Dataset rows for apps and sites:
------------------------------------------------------------

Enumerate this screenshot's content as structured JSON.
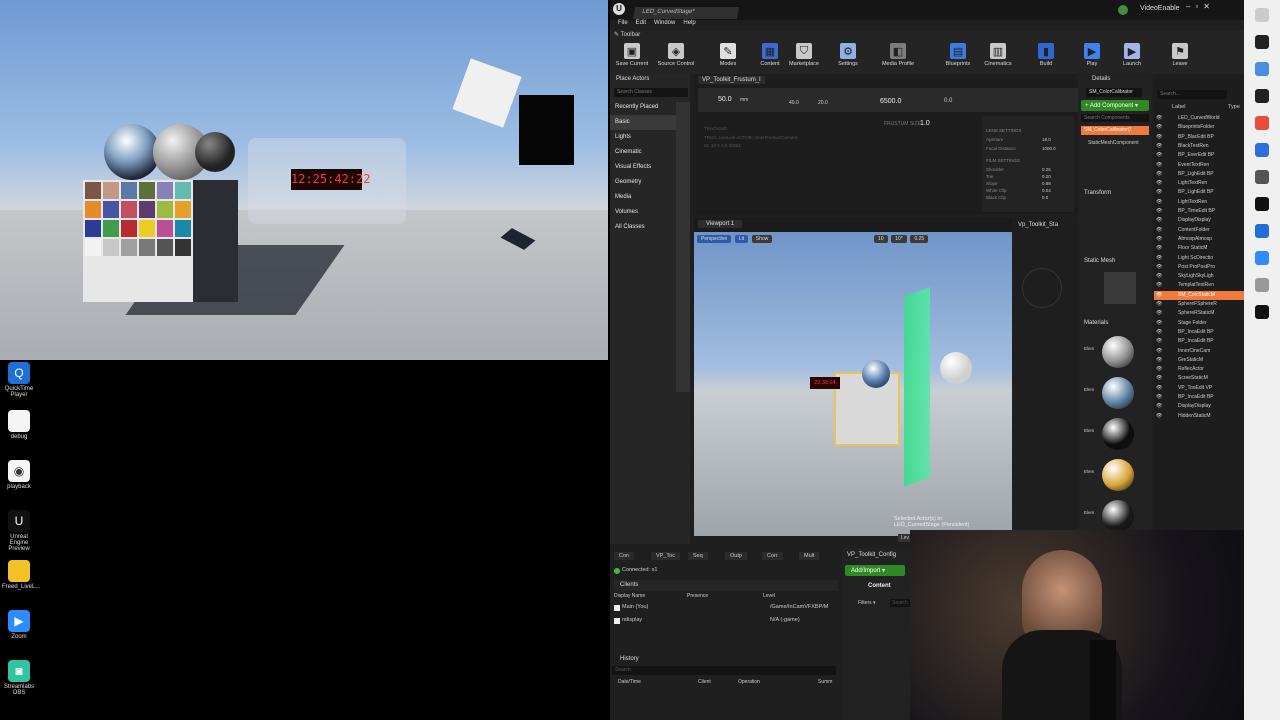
{
  "render": {
    "clock_text": "12:25:42:22",
    "checker_colors": [
      "#7a5646",
      "#c39885",
      "#5c7aa8",
      "#5c6f3d",
      "#8781b5",
      "#63bbb0",
      "#e58a2d",
      "#4655a3",
      "#c0505e",
      "#5c3b6e",
      "#9dbb3c",
      "#e5a02c",
      "#2c3c92",
      "#419d4b",
      "#b62c32",
      "#eccc25",
      "#bb4f94",
      "#1c88a8",
      "#f2f2f2",
      "#c8c8c8",
      "#a0a0a0",
      "#797979",
      "#545454",
      "#333333"
    ]
  },
  "desktop": {
    "icons": [
      {
        "label": "QuickTime Player",
        "color": "#1f6fd6",
        "glyph": "Q"
      },
      {
        "label": "debug",
        "color": "#f5f5f5",
        "glyph": ""
      },
      {
        "label": "playback",
        "color": "#f5f5f5",
        "glyph": "◉"
      },
      {
        "label": "Unreal Engine Preview",
        "color": "#111111",
        "glyph": "U"
      },
      {
        "label": "Freed_LiveL...",
        "color": "#f4c227",
        "glyph": ""
      },
      {
        "label": "Zoom",
        "color": "#2d8cff",
        "glyph": "▶"
      },
      {
        "label": "Streamlabs OBS",
        "color": "#31c3a2",
        "glyph": "◙"
      }
    ]
  },
  "editor": {
    "level_tab": "LED_CurvedStage*",
    "top_right": "VideoEnable",
    "menu": [
      "File",
      "Edit",
      "Window",
      "Help"
    ],
    "toolbar_tab": "Toolbar",
    "toolbar": [
      {
        "label": "Save Current",
        "glyph": "▣",
        "color": "#c9c9c9"
      },
      {
        "label": "Source Control",
        "glyph": "◈",
        "color": "#c9c9c9"
      },
      {
        "label": "Modes",
        "glyph": "✎",
        "color": "#e0e0e0"
      },
      {
        "label": "Content",
        "glyph": "▦",
        "color": "#3f6ad1"
      },
      {
        "label": "Marketplace",
        "glyph": "⛉",
        "color": "#c9c9c9"
      },
      {
        "label": "Settings",
        "glyph": "⚙",
        "color": "#8fb0e8"
      },
      {
        "label": "Media Profile",
        "glyph": "◧",
        "color": "#7d7d7d"
      },
      {
        "label": "Blueprints",
        "glyph": "▤",
        "color": "#3d7be0"
      },
      {
        "label": "Cinematics",
        "glyph": "▥",
        "color": "#c9c9c9"
      },
      {
        "label": "Build",
        "glyph": "▮",
        "color": "#2e66d6"
      },
      {
        "label": "Play",
        "glyph": "▶",
        "color": "#3e82f0"
      },
      {
        "label": "Launch",
        "glyph": "▶",
        "color": "#9fb6e6"
      },
      {
        "label": "Leave",
        "glyph": "⚑",
        "color": "#c9c9c9"
      }
    ],
    "place_actors": {
      "tab": "Place Actors",
      "search_placeholder": "Search Classes",
      "categories": [
        "Recently Placed",
        "Basic",
        "Lights",
        "Cinematic",
        "Visual Effects",
        "Geometry",
        "Media",
        "Volumes",
        "All Classes"
      ]
    },
    "frustum": {
      "tab": "VP_Toolkit_Frustum_I",
      "focal": "50.0",
      "focal_unit": "mm",
      "v1": "40.0",
      "v2": "20.0",
      "kelvin": "6500.0",
      "zero": "0.0",
      "frustum_label": "FRUSTUM SIZE",
      "frustum_val": "1.0",
      "tracking": "TRACKING",
      "track1": "TRCK: LiveLink   ACTOR: InnerFrustumCamera",
      "track2": "ID: 10 9 0.0 50651",
      "lens_settings": "LENS SETTINGS",
      "aperture_label": "Aperture",
      "aperture_val": "18.0",
      "focal_distance_label": "Focal Distance",
      "focal_distance_val": "1000.0",
      "film_settings": "FILM SETTINGS",
      "film": [
        [
          "Shoulder",
          "0.26"
        ],
        [
          "Toe",
          "0.20"
        ],
        [
          "Slope",
          "0.88"
        ],
        [
          "White Clip",
          "0.04"
        ],
        [
          "Black Clip",
          "0.0"
        ]
      ]
    },
    "viewport": {
      "tab": "Viewport 1",
      "side_tab": "Vp_Toolkit_Sta",
      "buttons": [
        "Perspective",
        "Lit",
        "Show"
      ],
      "grid": "10",
      "angle": "10°",
      "scale": "0.25",
      "clock": "22:38:24",
      "selected1": "Selected Actor(s) in:",
      "selected2": "LED_CurvedStage (Persistent)",
      "level_btn": "Lev"
    },
    "details": {
      "tab": "Details",
      "object": "SM_ColorCalibrator",
      "add_component": "+ Add Component ▾",
      "search_components": "Search Components",
      "component_root": "SM_ColorCalibrator(I",
      "component_child": "StaticMeshComponent",
      "transform": "Transform",
      "static_mesh": "Static Mesh",
      "materials": "Materials",
      "element": "Elem"
    },
    "outliner": {
      "search_placeholder": "Search...",
      "col_label": "Label",
      "col_type": "Type",
      "rows": [
        [
          "LED_CurvedWorld",
          ""
        ],
        [
          "BlueprintsFolder",
          ""
        ],
        [
          "BP_BlacEdit BP",
          ""
        ],
        [
          "BlackTextRen",
          ""
        ],
        [
          "BP_EverEdit BP",
          ""
        ],
        [
          "EventTextRen",
          ""
        ],
        [
          "BP_LighEdit BP",
          ""
        ],
        [
          "LightTextRen",
          ""
        ],
        [
          "BP_LighEdit BP",
          ""
        ],
        [
          "LightTextRen",
          ""
        ],
        [
          "BP_TimeEdit BP",
          ""
        ],
        [
          "DisplayDisplay",
          ""
        ],
        [
          "ContentFolder",
          ""
        ],
        [
          "AtmospAtmosp",
          ""
        ],
        [
          "Floor StaticM",
          ""
        ],
        [
          "Light ScDirectio",
          ""
        ],
        [
          "Post ProPostPro",
          ""
        ],
        [
          "SkyLighSkyLigh",
          ""
        ],
        [
          "TemplatTextRen",
          ""
        ],
        [
          "SM_ColcStaticM",
          ""
        ],
        [
          "SphereFSphereR",
          ""
        ],
        [
          "SphereRStaticM",
          ""
        ],
        [
          "Stage Folder",
          ""
        ],
        [
          "BP_IncaEdit BP",
          ""
        ],
        [
          "BP_IncaEdit BP",
          ""
        ],
        [
          "InnerCineCam",
          ""
        ],
        [
          "GreStaticM",
          ""
        ],
        [
          "ReflecActor",
          ""
        ],
        [
          "ScreeStaticM",
          ""
        ],
        [
          "VP_TooEdit VP",
          ""
        ],
        [
          "BP_IncaEdit BP",
          ""
        ],
        [
          "DisplayDisplay",
          ""
        ],
        [
          "HiddenStaticM",
          ""
        ]
      ]
    },
    "bottom": {
      "tabs": [
        "Con",
        "VP_Toc",
        "Seq",
        "Outp",
        "Corr",
        "Mult"
      ],
      "connected": "Connected: s1",
      "clients": "Clients",
      "headers": [
        "Display Name",
        "Presence",
        "Level"
      ],
      "rows": [
        {
          "name": "Main (You)",
          "level": "/Game/InCamVFXBP/M"
        },
        {
          "name": "ndisplay",
          "level": "N/A (-game)"
        }
      ],
      "history": "History",
      "history_search": "Search",
      "history_headers": [
        "Date/Time",
        "Client",
        "Operation",
        "Summ"
      ]
    },
    "content": {
      "tab": "VP_Toolkit_Config",
      "add_import": "Add/Import ▾",
      "label": "Content",
      "filters": "Filters ▾",
      "search": "Search"
    }
  }
}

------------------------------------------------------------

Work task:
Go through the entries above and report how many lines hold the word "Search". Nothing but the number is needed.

Solution for this problem:
5